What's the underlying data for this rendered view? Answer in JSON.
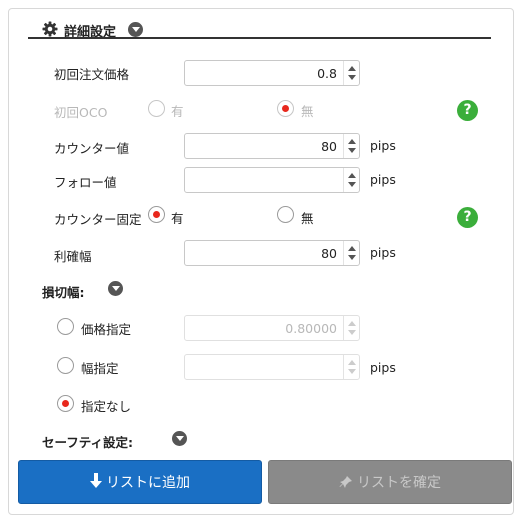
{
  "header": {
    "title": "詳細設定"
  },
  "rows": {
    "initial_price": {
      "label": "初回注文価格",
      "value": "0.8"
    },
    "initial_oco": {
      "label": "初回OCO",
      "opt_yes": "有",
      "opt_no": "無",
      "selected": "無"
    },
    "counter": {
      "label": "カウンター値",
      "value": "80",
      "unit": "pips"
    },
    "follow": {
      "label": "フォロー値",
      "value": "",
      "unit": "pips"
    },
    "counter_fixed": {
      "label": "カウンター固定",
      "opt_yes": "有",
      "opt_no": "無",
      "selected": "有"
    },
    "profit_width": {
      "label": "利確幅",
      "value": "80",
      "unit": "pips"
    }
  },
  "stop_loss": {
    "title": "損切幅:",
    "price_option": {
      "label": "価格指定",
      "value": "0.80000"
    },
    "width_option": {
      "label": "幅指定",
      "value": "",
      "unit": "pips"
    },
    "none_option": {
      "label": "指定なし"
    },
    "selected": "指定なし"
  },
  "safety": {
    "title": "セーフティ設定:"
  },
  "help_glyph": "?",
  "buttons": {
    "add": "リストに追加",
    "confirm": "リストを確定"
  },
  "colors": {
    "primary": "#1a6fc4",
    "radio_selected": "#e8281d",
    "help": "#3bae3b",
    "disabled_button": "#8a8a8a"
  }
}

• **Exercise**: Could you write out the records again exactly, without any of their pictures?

• **Solution for this problem**:
What's the underlying data for this rendered view? Answer in JSON.
{
  "header": {
    "title": "詳細設定"
  },
  "rows": {
    "initial_price": {
      "label": "初回注文価格",
      "value": "0.8"
    },
    "initial_oco": {
      "label": "初回OCO",
      "opt_yes": "有",
      "opt_no": "無",
      "selected": "無"
    },
    "counter": {
      "label": "カウンター値",
      "value": "80",
      "unit": "pips"
    },
    "follow": {
      "label": "フォロー値",
      "value": "",
      "unit": "pips"
    },
    "counter_fixed": {
      "label": "カウンター固定",
      "opt_yes": "有",
      "opt_no": "無",
      "selected": "有"
    },
    "profit_width": {
      "label": "利確幅",
      "value": "80",
      "unit": "pips"
    }
  },
  "stop_loss": {
    "title": "損切幅:",
    "price_option": {
      "label": "価格指定",
      "value": "0.80000"
    },
    "width_option": {
      "label": "幅指定",
      "value": "",
      "unit": "pips"
    },
    "none_option": {
      "label": "指定なし"
    },
    "selected": "指定なし"
  },
  "safety": {
    "title": "セーフティ設定:"
  },
  "help_glyph": "?",
  "buttons": {
    "add": "リストに追加",
    "confirm": "リストを確定"
  },
  "colors": {
    "primary": "#1a6fc4",
    "radio_selected": "#e8281d",
    "help": "#3bae3b",
    "disabled_button": "#8a8a8a"
  }
}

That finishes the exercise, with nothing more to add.